Where are your dahlia tubers from?
I believe in 100% transparency and have an open door policy with my customers. As I am growing my farm, my business, and my dahlia tuber stock, I have to purchase from a few wholesalers until I can 100% provide tubers grown on my own farm. However, a perk to this, is that I have applied for and received an import permit from the CFIA which allows me to source hard-to-find tubers here in Canada. It has always been a dream and business goal of mine to be able to provide as many dahlia tuber varieties to Canadians as I possibly can.
How do I store my tubers?
If you've received tubers from me, they are shipped in a paper bag with wood shavings. This is not ideal long-term storage for my climate, but it may work well for where you live until it is time to plant. My suggestion is to open up the bag when you receive them to check on them, and then keep them in a cool, dark area (like your basement) until it's time to get them in the ground, if you are waiting for your last average frost date to pass. If you want to get a head start on the season, put them in a tray or a pot with some potting soil and watch them wake up!
How do I plant my tubers?
There are so many wonderful resources out there, until I get my page done, I highly recommend checking out this guide to plant tubers.
What if my tuber isn't viable?
I will only sell and ship tubers to you that I know will have a viable eye, even if you cannot see it when you receive it. When I divide my own, personal dahlia tubers in the fall, every single one of them is divided with an eye. A tuber needs at least 1 eye to grow and produce flowers. If you think you don't see an eye, sometimes they are not visible until they come out of dormancy. You can place your tubers in peat moss or soil in a tray in a warm area in the early spring to "wake them up" to ensure they have an eye.
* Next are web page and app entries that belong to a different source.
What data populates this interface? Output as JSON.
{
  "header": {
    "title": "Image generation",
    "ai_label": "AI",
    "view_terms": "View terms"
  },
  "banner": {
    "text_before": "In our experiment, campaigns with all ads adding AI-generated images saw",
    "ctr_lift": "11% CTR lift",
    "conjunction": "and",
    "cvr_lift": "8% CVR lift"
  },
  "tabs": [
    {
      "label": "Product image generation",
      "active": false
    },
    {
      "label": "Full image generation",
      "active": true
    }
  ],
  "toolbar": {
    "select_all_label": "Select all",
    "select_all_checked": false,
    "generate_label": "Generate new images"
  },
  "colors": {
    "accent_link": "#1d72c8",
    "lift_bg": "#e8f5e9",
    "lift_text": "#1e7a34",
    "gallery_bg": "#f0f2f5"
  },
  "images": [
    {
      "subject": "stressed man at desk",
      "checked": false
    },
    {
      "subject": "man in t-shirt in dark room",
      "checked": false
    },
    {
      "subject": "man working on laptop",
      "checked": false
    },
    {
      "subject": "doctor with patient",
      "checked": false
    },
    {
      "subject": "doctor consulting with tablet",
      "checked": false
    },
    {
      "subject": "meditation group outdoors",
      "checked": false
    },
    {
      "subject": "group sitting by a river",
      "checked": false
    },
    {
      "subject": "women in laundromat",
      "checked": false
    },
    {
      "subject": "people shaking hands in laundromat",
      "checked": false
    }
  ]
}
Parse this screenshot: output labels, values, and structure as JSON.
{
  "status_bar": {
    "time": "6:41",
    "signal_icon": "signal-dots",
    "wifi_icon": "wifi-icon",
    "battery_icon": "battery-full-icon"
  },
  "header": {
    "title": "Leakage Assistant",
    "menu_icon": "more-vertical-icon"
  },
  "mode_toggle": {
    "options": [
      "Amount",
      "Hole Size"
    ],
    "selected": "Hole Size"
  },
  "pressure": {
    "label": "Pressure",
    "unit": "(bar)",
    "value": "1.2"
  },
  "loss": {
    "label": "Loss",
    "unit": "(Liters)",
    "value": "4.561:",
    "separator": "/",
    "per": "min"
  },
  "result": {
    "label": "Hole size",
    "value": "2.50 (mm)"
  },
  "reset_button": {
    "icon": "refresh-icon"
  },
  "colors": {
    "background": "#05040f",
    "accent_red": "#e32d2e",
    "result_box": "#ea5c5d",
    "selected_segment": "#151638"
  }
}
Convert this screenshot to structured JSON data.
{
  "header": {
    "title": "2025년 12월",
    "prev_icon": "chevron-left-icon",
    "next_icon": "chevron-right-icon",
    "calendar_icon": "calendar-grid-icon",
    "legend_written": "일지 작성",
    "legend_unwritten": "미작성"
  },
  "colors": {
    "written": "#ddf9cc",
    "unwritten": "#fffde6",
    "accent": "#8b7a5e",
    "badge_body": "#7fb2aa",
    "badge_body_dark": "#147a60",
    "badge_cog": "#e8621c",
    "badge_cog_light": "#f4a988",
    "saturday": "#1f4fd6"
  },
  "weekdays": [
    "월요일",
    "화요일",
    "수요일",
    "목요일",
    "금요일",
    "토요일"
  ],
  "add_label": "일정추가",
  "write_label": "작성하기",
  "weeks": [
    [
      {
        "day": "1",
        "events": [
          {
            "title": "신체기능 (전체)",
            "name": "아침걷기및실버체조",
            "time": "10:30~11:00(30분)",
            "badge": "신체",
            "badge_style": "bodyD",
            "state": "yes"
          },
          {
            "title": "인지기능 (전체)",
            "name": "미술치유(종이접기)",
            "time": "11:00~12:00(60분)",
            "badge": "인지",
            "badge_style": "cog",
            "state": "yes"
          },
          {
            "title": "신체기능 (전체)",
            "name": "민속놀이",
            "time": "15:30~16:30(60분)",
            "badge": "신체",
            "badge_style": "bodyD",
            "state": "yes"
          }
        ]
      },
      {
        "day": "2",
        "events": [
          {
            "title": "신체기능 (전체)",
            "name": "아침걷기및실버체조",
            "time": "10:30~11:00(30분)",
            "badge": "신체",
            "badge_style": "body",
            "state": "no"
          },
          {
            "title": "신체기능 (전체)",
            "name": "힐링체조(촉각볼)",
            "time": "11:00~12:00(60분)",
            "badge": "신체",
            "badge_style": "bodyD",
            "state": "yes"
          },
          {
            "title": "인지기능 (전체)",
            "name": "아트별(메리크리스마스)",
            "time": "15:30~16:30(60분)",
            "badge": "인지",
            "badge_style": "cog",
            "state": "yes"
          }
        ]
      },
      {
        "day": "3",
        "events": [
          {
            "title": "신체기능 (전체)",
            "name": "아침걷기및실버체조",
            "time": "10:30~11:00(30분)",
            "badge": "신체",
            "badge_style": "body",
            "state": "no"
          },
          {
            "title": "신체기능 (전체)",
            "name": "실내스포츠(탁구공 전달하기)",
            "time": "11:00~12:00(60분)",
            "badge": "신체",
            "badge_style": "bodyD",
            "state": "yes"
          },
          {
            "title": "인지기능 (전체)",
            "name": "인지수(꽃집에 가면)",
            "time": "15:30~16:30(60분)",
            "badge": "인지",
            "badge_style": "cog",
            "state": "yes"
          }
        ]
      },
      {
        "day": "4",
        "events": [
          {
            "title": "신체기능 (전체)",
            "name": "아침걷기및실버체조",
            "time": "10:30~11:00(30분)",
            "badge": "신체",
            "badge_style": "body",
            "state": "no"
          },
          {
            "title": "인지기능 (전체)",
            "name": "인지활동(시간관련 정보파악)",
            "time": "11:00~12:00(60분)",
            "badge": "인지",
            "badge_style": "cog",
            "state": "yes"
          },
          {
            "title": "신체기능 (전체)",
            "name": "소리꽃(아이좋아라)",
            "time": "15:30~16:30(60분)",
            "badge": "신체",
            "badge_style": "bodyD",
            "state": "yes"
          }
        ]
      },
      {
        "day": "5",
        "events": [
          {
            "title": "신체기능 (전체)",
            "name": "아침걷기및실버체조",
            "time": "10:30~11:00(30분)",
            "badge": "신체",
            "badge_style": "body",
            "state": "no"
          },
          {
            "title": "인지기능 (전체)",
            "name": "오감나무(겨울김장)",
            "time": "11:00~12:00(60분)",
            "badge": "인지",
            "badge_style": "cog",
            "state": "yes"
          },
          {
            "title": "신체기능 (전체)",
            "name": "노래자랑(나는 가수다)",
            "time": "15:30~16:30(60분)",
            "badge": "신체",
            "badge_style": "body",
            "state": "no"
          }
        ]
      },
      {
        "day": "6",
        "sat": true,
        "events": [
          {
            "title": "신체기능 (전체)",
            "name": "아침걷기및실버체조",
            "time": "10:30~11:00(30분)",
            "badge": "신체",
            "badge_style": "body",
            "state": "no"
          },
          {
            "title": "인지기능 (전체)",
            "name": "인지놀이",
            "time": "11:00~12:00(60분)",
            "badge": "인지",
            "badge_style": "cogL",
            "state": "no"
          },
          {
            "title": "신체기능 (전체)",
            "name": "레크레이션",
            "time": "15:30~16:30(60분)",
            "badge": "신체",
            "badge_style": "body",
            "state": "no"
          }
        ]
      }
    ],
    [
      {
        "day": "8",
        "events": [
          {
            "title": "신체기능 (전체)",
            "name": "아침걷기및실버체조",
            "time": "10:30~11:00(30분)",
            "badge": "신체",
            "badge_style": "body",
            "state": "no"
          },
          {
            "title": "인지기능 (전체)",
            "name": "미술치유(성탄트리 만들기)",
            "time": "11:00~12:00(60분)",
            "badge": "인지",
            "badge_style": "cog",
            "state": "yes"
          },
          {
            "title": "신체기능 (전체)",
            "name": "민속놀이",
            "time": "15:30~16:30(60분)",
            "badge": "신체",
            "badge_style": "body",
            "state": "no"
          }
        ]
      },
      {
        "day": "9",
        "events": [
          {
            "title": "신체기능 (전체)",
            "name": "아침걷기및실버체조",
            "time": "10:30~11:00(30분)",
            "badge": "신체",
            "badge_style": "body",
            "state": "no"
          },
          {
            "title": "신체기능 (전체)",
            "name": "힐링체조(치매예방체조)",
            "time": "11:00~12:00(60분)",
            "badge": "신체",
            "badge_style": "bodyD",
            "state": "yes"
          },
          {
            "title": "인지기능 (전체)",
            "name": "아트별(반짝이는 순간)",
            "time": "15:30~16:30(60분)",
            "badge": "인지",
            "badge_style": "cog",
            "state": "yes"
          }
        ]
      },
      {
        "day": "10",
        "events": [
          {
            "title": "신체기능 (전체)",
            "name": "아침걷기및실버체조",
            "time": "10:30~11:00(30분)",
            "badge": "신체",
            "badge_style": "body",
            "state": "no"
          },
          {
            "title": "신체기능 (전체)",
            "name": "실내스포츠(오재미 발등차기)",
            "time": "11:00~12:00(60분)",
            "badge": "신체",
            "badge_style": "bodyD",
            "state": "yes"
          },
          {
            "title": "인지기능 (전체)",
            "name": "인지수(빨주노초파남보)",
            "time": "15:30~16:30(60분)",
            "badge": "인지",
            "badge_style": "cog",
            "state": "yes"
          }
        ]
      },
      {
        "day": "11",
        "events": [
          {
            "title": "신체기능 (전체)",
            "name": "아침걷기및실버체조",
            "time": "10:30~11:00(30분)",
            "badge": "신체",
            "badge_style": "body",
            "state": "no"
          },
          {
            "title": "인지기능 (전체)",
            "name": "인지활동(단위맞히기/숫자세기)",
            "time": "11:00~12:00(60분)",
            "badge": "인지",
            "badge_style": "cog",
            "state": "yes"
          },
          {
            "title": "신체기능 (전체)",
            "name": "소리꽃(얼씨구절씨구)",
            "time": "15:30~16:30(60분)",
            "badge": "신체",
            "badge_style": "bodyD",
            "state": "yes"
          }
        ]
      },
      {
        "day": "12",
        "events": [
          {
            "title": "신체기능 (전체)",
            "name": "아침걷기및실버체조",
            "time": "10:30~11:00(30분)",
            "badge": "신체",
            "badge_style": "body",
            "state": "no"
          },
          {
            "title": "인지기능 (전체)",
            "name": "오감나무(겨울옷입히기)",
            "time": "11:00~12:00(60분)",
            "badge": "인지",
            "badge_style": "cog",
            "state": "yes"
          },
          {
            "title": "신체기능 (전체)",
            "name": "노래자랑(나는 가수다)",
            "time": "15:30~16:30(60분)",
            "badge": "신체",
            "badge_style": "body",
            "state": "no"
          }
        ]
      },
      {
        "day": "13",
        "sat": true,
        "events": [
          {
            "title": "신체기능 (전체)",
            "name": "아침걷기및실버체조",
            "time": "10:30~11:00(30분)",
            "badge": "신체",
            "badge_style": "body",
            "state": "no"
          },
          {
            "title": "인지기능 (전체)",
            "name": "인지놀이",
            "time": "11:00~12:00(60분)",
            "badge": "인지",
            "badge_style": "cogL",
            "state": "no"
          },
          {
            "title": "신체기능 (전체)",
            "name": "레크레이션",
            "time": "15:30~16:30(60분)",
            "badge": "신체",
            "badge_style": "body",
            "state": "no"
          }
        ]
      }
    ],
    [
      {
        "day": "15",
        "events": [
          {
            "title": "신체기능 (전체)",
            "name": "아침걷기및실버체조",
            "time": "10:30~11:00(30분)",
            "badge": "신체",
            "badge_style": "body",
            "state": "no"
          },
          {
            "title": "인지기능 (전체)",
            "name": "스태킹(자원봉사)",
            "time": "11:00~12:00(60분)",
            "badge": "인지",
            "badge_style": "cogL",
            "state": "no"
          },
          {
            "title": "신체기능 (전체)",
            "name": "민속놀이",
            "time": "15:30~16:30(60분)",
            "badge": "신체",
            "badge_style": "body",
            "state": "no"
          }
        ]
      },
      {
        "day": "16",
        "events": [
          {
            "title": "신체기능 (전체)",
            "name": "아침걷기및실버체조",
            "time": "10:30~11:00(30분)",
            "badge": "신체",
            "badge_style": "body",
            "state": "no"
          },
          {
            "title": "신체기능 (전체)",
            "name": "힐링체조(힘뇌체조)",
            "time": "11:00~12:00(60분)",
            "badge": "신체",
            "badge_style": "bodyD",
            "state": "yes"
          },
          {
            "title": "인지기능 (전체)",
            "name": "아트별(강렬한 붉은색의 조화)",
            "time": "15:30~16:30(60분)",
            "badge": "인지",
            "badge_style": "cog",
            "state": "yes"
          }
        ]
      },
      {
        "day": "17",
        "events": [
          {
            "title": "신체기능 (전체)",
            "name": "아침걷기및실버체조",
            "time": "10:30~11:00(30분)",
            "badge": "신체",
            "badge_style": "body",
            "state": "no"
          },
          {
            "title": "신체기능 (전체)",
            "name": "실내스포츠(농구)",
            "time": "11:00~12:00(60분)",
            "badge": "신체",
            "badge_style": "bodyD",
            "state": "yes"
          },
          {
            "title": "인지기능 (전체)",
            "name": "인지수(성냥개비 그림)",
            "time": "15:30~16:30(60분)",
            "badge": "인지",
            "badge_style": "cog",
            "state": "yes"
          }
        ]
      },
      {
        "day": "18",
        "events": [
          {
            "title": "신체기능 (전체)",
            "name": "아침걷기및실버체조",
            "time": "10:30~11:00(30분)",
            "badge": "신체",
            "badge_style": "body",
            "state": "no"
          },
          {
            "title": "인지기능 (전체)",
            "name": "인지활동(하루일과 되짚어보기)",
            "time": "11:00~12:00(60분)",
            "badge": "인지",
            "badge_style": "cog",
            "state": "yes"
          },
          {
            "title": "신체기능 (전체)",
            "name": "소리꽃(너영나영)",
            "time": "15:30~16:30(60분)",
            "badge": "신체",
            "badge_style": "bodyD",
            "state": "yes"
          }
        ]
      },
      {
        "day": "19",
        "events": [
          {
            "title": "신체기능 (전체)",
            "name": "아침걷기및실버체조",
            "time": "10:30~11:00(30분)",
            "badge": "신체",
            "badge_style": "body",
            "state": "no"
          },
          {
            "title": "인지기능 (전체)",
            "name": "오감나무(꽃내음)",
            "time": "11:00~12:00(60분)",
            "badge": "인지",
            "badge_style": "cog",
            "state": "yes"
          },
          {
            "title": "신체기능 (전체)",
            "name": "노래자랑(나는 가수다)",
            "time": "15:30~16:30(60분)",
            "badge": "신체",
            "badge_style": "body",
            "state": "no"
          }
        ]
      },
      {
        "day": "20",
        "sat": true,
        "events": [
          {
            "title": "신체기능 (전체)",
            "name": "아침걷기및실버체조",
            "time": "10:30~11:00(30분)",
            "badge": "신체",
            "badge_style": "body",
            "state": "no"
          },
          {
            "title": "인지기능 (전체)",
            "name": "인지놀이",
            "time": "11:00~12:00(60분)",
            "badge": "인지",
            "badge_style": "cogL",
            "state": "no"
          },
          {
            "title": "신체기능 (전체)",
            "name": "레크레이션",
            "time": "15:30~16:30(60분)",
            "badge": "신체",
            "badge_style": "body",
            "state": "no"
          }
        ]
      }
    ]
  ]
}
Even if your tuber doesn't look the prettiest and is a bit wrinkly and bumpy, it will still grow, just give it a chance. However, if you plant your tubers and the plant doesn't grow, this is a risk you take when purchasing the tuber, and unfortunately there is nothing that I can do about this. I tend to lose about 15% or more of the tubers that I plant myself to events out of my control such as rot once planted (too much moisture) or loss to pests. Once they leave my farm I cannot accept responsibility for how they grow.
Can I get my money back if I'm not happy?
Again, in the spirit of honesty, at this point in my business I want to do everything possible to make my customers happy, but with dahlia tuber sales I cannot do refunds or replacements at this time. As my business grows, I will be able to have extra stock to replace tubers early in the season that don't survive shipping, but won't be able to replace during the growing season, as it will be too late and there are too many factors out of my control (as the seller) to determine what caused the tuber to not grow.
The dahlia growing isn't the variety I purchased, now what?
Trust me, I understand how frustrating it is to get your hands on a variety of tuber that you've been looking forward to, only to find out it was mislabelled as the first bloom opens. This has happened to me many times, and as my business grows, I would like to compensate you for an accidentally mislabelled tuber, but this isn't possible at this point in time. Sometimes, I have personally mixed up labelling my dahlias when planting and they pop up somewhere else unexpectedly---oops!
Can I cancel my dahlia tuber order?
It is very normal for Canadian dahlia sellers to not ship their tubers until April when the threat of frost across the country has passed. I understand that not everyone knows this, but dahlias are generally not put into the soil until the middle of May, depending on your gardening zone. If you wish to cancel your dahlia tuber order with me for whatever reason, you can absolutely do that, but you will be subject to a $5 restocking fee. You will get the rest of the money you paid for your tubers and shipping refunded.